Control systems will be put in place to ensure that the guidelines put in place by the government authorities are followed.
There will be road circulations with many trucks on the Maniwaki road. These trucks will carry chemical products and other supplies to answer to the needs of the mine and its operation. What happens if there is an accident? Could the water be contaminated in such a case?
At the moment, we anticipate during the mine operation, that about 12 trucks a day will deliver products to the site. The speed of 50 km/hour can be easily controlled by satellite. What is also important is that emergency plans are in place including respective teams dedicated to this task, if anything happens. This is all done, in collaboration with governmental and local authorities.
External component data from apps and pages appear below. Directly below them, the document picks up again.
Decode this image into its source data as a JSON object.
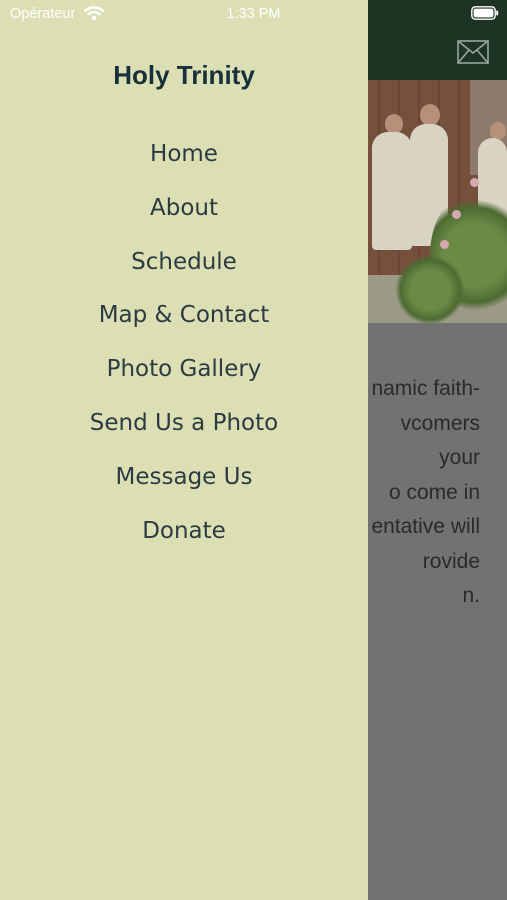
{
  "status_bar": {
    "carrier": "Opérateur",
    "time": "1:33 PM",
    "wifi_icon": "wifi-icon",
    "battery_icon": "battery-icon"
  },
  "header": {
    "mail_icon": "envelope-icon",
    "background_color": "#1d3324"
  },
  "hero_image": {
    "description_icon": "photo-procession"
  },
  "body_text_fragments": [
    "namic faith-",
    "vcomers",
    "your",
    "o come in",
    "entative will",
    "rovide",
    "n."
  ],
  "drawer": {
    "title": "Holy Trinity",
    "background_color": "#dcdfb3",
    "items": [
      {
        "label": "Home"
      },
      {
        "label": "About"
      },
      {
        "label": "Schedule"
      },
      {
        "label": "Map & Contact"
      },
      {
        "label": "Photo Gallery"
      },
      {
        "label": "Send Us a Photo"
      },
      {
        "label": "Message Us"
      },
      {
        "label": "Donate"
      }
    ]
  }
}
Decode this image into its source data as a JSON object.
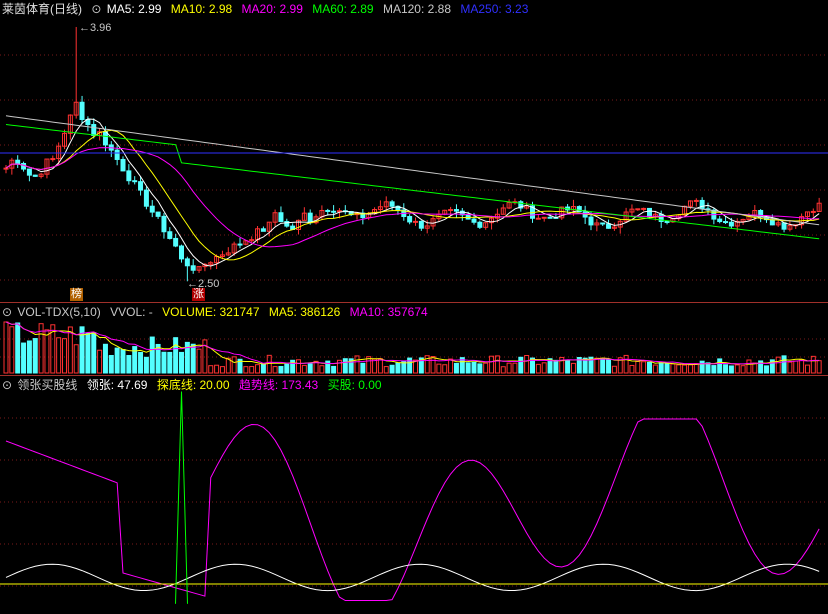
{
  "price_header": {
    "title": "莱茵体育(日线)",
    "ma5": "MA5: 2.99",
    "ma10": "MA10: 2.98",
    "ma20": "MA20: 2.99",
    "ma60": "MA60: 2.89",
    "ma120": "MA120: 2.88",
    "ma250": "MA250: 3.23",
    "high_label": "3.96",
    "low_label": "2.50",
    "tag_bang": "榜",
    "tag_zhang": "涨"
  },
  "vol_header": {
    "indicator": "VOL-TDX(5,10)",
    "vvol": "VVOL: -",
    "volume": "VOLUME: 321747",
    "ma5": "MA5: 386126",
    "ma10": "MA10: 357674"
  },
  "osc_header": {
    "indicator": "领张买股线",
    "lingzhang": "领张: 47.69",
    "tandi": "探底线: 20.00",
    "qushi": "趋势线: 173.43",
    "maigu": "买股: 0.00"
  },
  "colors": {
    "up": "#ff3232",
    "down": "#54ffff",
    "ma5": "#ffffff",
    "ma10": "#ffff00",
    "ma20": "#ff00ff",
    "ma60": "#00ff00",
    "ma120": "#c8c8c8",
    "ma250": "#3030ff",
    "grid": "#7a1a1a"
  },
  "chart_data": {
    "type": "candlestick",
    "price_high": 3.96,
    "price_low": 2.5,
    "trend": "sharp spike to 3.96 then decline to 2.50 low, followed by sideways consolidation near 2.9-3.0",
    "oscillator": {
      "tandi_level": 20.0,
      "note": "green spike early in series reaching top of pane"
    }
  }
}
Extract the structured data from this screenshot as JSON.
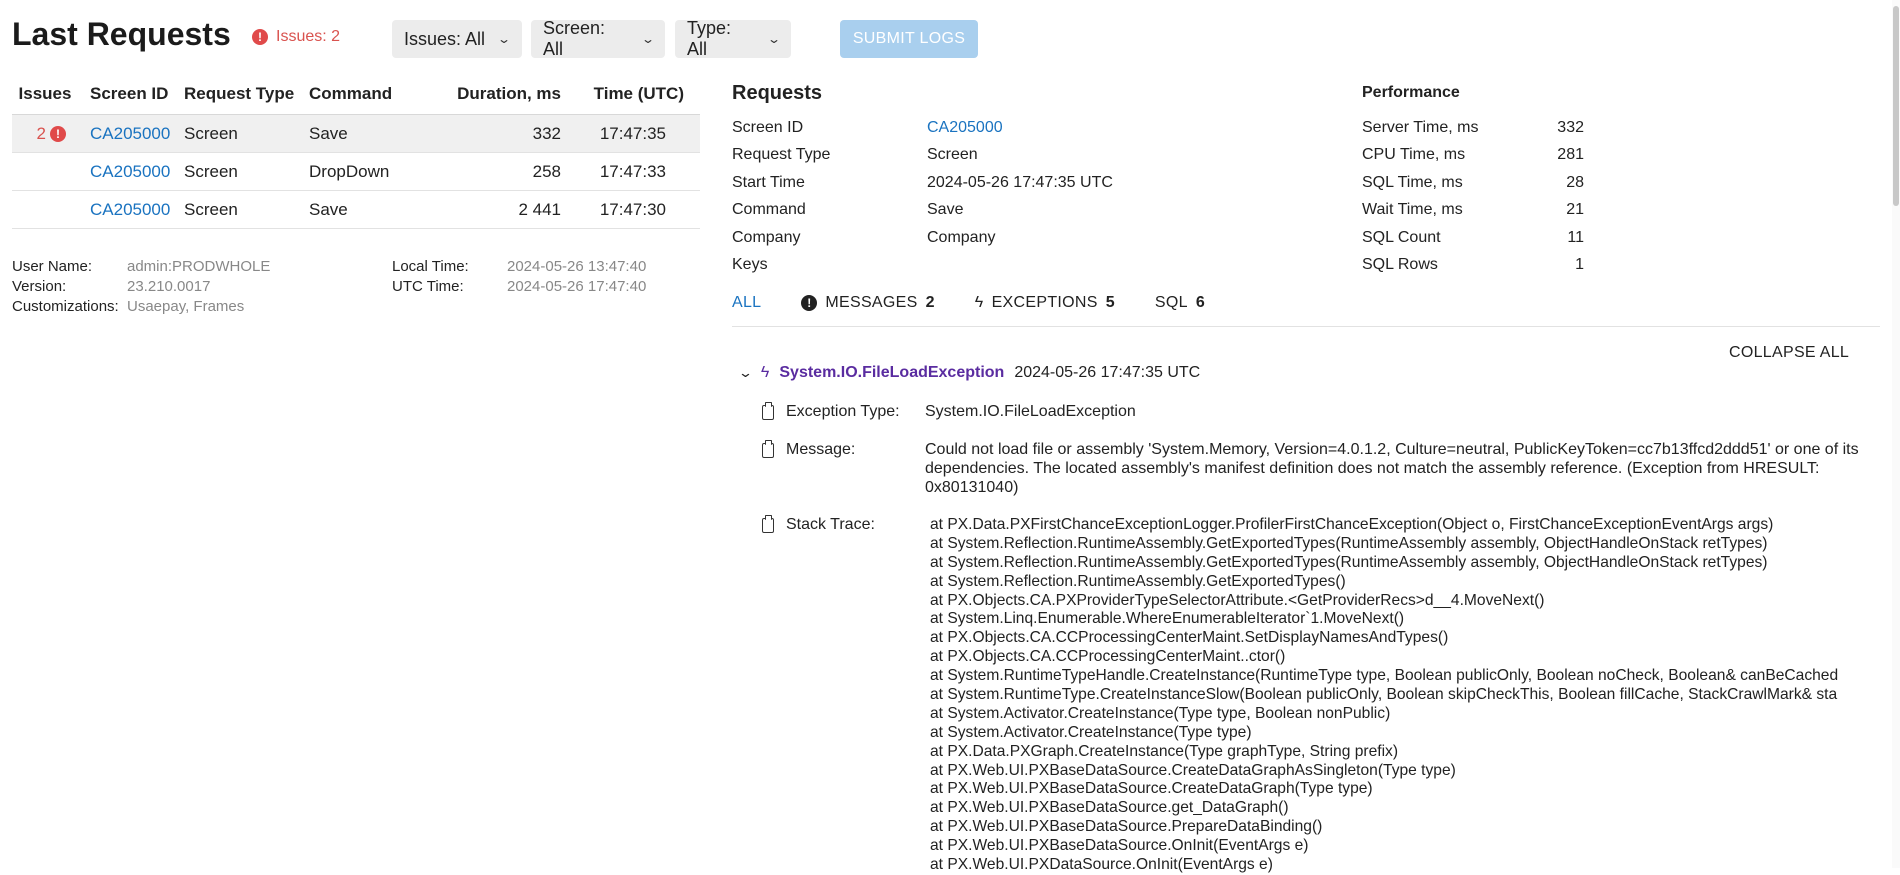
{
  "header": {
    "title": "Last Requests",
    "issues_label": "Issues: 2",
    "filters": [
      {
        "label": "Issues: All"
      },
      {
        "label": "Screen: All"
      },
      {
        "label": "Type: All"
      }
    ],
    "submit_label": "SUBMIT LOGS"
  },
  "requests_table": {
    "columns": [
      "Issues",
      "Screen ID",
      "Request Type",
      "Command",
      "Duration, ms",
      "Time (UTC)"
    ],
    "rows": [
      {
        "issues": "2",
        "screen_id": "CA205000",
        "type": "Screen",
        "command": "Save",
        "duration": "332",
        "time": "17:47:35"
      },
      {
        "issues": "",
        "screen_id": "CA205000",
        "type": "Screen",
        "command": "DropDown",
        "duration": "258",
        "time": "17:47:33"
      },
      {
        "issues": "",
        "screen_id": "CA205000",
        "type": "Screen",
        "command": "Save",
        "duration": "2 441",
        "time": "17:47:30"
      }
    ]
  },
  "info": {
    "user_name_label": "User Name:",
    "user_name": "admin:PRODWHOLE",
    "version_label": "Version:",
    "version": "23.210.0017",
    "customizations_label": "Customizations:",
    "customizations": "Usaepay, Frames",
    "local_time_label": "Local Time:",
    "local_time": "2024-05-26 13:47:40",
    "utc_time_label": "UTC Time:",
    "utc_time": "2024-05-26 17:47:40"
  },
  "request_detail": {
    "title": "Requests",
    "fields": [
      {
        "label": "Screen ID",
        "value": "CA205000"
      },
      {
        "label": "Request Type",
        "value": "Screen"
      },
      {
        "label": "Start Time",
        "value": "2024-05-26 17:47:35 UTC"
      },
      {
        "label": "Command",
        "value": "Save"
      },
      {
        "label": "Company",
        "value": "Company"
      },
      {
        "label": "Keys",
        "value": ""
      }
    ]
  },
  "performance": {
    "title": "Performance",
    "fields": [
      {
        "label": "Server Time, ms",
        "value": "332"
      },
      {
        "label": "CPU Time, ms",
        "value": "281"
      },
      {
        "label": "SQL Time, ms",
        "value": "28"
      },
      {
        "label": "Wait Time, ms",
        "value": "21"
      },
      {
        "label": "SQL Count",
        "value": "11"
      },
      {
        "label": "SQL Rows",
        "value": "1"
      }
    ]
  },
  "tabs": [
    {
      "label": "ALL",
      "count": ""
    },
    {
      "label": "MESSAGES",
      "count": "2"
    },
    {
      "label": "EXCEPTIONS",
      "count": "5"
    },
    {
      "label": "SQL",
      "count": "6"
    }
  ],
  "collapse_label": "COLLAPSE ALL",
  "exception": {
    "name": "System.IO.FileLoadException",
    "time": "2024-05-26 17:47:35 UTC",
    "type_label": "Exception Type:",
    "type_value": "System.IO.FileLoadException",
    "message_label": "Message:",
    "message_lines": [
      "Could not load file or assembly 'System.Memory, Version=4.0.1.2, Culture=neutral, PublicKeyToken=cc7b13ffcd2ddd51' or one of its",
      "dependencies. The located assembly's manifest definition does not match the assembly reference. (Exception from HRESULT:",
      "0x80131040)"
    ],
    "stack_label": "Stack Trace:",
    "stack": [
      "at PX.Data.PXFirstChanceExceptionLogger.ProfilerFirstChanceException(Object o, FirstChanceExceptionEventArgs args)",
      "at System.Reflection.RuntimeAssembly.GetExportedTypes(RuntimeAssembly assembly, ObjectHandleOnStack retTypes)",
      "at System.Reflection.RuntimeAssembly.GetExportedTypes(RuntimeAssembly assembly, ObjectHandleOnStack retTypes)",
      "at System.Reflection.RuntimeAssembly.GetExportedTypes()",
      "at PX.Objects.CA.PXProviderTypeSelectorAttribute.<GetProviderRecs>d__4.MoveNext()",
      "at System.Linq.Enumerable.WhereEnumerableIterator`1.MoveNext()",
      "at PX.Objects.CA.CCProcessingCenterMaint.SetDisplayNamesAndTypes()",
      "at PX.Objects.CA.CCProcessingCenterMaint..ctor()",
      "at System.RuntimeTypeHandle.CreateInstance(RuntimeType type, Boolean publicOnly, Boolean noCheck, Boolean& canBeCached",
      "at System.RuntimeType.CreateInstanceSlow(Boolean publicOnly, Boolean skipCheckThis, Boolean fillCache, StackCrawlMark& sta",
      "at System.Activator.CreateInstance(Type type, Boolean nonPublic)",
      "at System.Activator.CreateInstance(Type type)",
      "at PX.Data.PXGraph.CreateInstance(Type graphType, String prefix)",
      "at PX.Web.UI.PXBaseDataSource.CreateDataGraphAsSingleton(Type type)",
      "at PX.Web.UI.PXBaseDataSource.CreateDataGraph(Type type)",
      "at PX.Web.UI.PXBaseDataSource.get_DataGraph()",
      "at PX.Web.UI.PXBaseDataSource.PrepareDataBinding()",
      "at PX.Web.UI.PXBaseDataSource.OnInit(EventArgs e)",
      "at PX.Web.UI.PXDataSource.OnInit(EventArgs e)"
    ]
  }
}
In the case of an incident, the goal is to intervene as quickly as possible in an effort to protect the people and the affected area. All products can be contained and neutralized very quickly with good emergency management systems in place.
How many permanent positions will be created with this project?
In full operation, we estimate at this stage that 230 people will be employed. This activity will generate economic spinoffs of approximately $25 million per year in wages alone. Other businesses and suppliers will also benefit from this project. Results of the economic studies conducted, can be obtained upon request.
What happens when the project closes down? What happens to the residues and other elements? What will be the long term problems, if any? Will the burden of clean-up be left to the taxpayers?
Today, as part of the permit application, we need to submit a closing plan to government authorities. This plan is developed by external qualified firms, expert in the field. A component of this closing plan includes the closing and restoration costs.
Matamec has committed itself to put 100% of the restoration costs, in trust with the authorities of the Ministry of Natural Resources, as soon as the exploitation permits have been approved. This approach guarantees that the money will be there even in case of bankruptcy. In addition, Matamec will be using what is called progressive restoration, meaning that as the project evolves restoration and re-vegetation will take place. This approach will be used in an effort to minimize the environmental footprint, but also to confirm that the restoration program works well.
Either from observations on internet or other means, we can easily find some bad practices and experiences in relationship to different industries and mines from all across the world, why would you be different now?
Things have evolved significantly in the last fifteen to twenty years. The mining industry has experienced many challenges in the past, and many lessons have been learned from mining here and elsewhere. Fortunately, the industry is evolving and with corporate and collective consciences, we have industries that now operate with norms many times higher than the ones imposed by the governments.
In regards to other rare earth mines in the world, we cannot serve as a reference for those experiences. Their operations were not well regulated and often operated with no concern for the environment. Theses mines also have different minerals than the Kipawa Project ones.
Matamec is committed to use these lessons learned from other mines, to ensure that its activities in the Kipawa project will respect the environmental norms and the safety of the people we live and work with.
In general, the mines are first there for profits and do not really have concerns for the environment. Isn’t it the same for Matamec?
As with all other enterprise in our society, when it comes to profits, we have nothing to hide. Yes the Kipawa project has to be profitable in an effort to convince the investors. That being said, yes it has to be profitable but not to the expense of the environment and the people.